Exercise instructions => Copy the data precisely, keeping every character.

--- Given data ---

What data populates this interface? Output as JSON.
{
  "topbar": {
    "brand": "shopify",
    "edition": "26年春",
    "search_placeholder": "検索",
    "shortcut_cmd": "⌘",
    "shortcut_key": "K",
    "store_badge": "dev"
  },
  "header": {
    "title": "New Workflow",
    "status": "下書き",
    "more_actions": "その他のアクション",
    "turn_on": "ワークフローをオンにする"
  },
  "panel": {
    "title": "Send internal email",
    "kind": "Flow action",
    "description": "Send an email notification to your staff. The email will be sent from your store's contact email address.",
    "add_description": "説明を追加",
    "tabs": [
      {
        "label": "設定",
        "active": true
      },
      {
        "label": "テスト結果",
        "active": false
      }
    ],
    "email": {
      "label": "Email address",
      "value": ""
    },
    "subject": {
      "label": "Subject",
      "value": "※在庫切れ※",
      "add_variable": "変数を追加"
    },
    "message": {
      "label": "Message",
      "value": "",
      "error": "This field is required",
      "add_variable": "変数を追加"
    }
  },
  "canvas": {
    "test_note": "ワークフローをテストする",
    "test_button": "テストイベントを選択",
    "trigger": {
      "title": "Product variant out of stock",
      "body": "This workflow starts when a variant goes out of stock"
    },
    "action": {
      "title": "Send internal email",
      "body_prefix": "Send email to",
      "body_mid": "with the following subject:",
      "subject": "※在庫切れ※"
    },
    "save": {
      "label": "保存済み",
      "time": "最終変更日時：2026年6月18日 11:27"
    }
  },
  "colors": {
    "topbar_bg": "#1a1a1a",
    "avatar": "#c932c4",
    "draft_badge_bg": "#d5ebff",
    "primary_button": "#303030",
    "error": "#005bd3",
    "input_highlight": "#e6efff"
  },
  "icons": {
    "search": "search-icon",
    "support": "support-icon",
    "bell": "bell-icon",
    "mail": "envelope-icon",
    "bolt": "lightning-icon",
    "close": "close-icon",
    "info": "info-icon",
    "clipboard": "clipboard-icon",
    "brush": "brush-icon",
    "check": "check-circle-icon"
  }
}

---

Your response =>
What data populates this interface? Output as JSON.
{
  "topbar": {
    "brand": "shopify",
    "edition": "26年春",
    "search_placeholder": "検索",
    "shortcut_cmd": "⌘",
    "shortcut_key": "K",
    "store_badge": "dev"
  },
  "header": {
    "title": "New Workflow",
    "status": "下書き",
    "more_actions": "その他のアクション",
    "turn_on": "ワークフローをオンにする"
  },
  "panel": {
    "title": "Send internal email",
    "kind": "Flow action",
    "description": "Send an email notification to your staff. The email will be sent from your store's contact email address.",
    "add_description": "説明を追加",
    "tabs": [
      {
        "label": "設定",
        "active": true
      },
      {
        "label": "テスト結果",
        "active": false
      }
    ],
    "email": {
      "label": "Email address",
      "value": ""
    },
    "subject": {
      "label": "Subject",
      "value": "※在庫切れ※",
      "add_variable": "変数を追加"
    },
    "message": {
      "label": "Message",
      "value": "",
      "error": "This field is required",
      "add_variable": "変数を追加"
    }
  },
  "canvas": {
    "test_note": "ワークフローをテストする",
    "test_button": "テストイベントを選択",
    "trigger": {
      "title": "Product variant out of stock",
      "body": "This workflow starts when a variant goes out of stock"
    },
    "action": {
      "title": "Send internal email",
      "body_prefix": "Send email to",
      "body_mid": "with the following subject:",
      "subject": "※在庫切れ※"
    },
    "save": {
      "label": "保存済み",
      "time": "最終変更日時：2026年6月18日 11:27"
    }
  },
  "colors": {
    "topbar_bg": "#1a1a1a",
    "avatar": "#c932c4",
    "draft_badge_bg": "#d5ebff",
    "primary_button": "#303030",
    "error": "#005bd3",
    "input_highlight": "#e6efff"
  },
  "icons": {
    "search": "search-icon",
    "support": "support-icon",
    "bell": "bell-icon",
    "mail": "envelope-icon",
    "bolt": "lightning-icon",
    "close": "close-icon",
    "info": "info-icon",
    "clipboard": "clipboard-icon",
    "brush": "brush-icon",
    "check": "check-circle-icon"
  }
}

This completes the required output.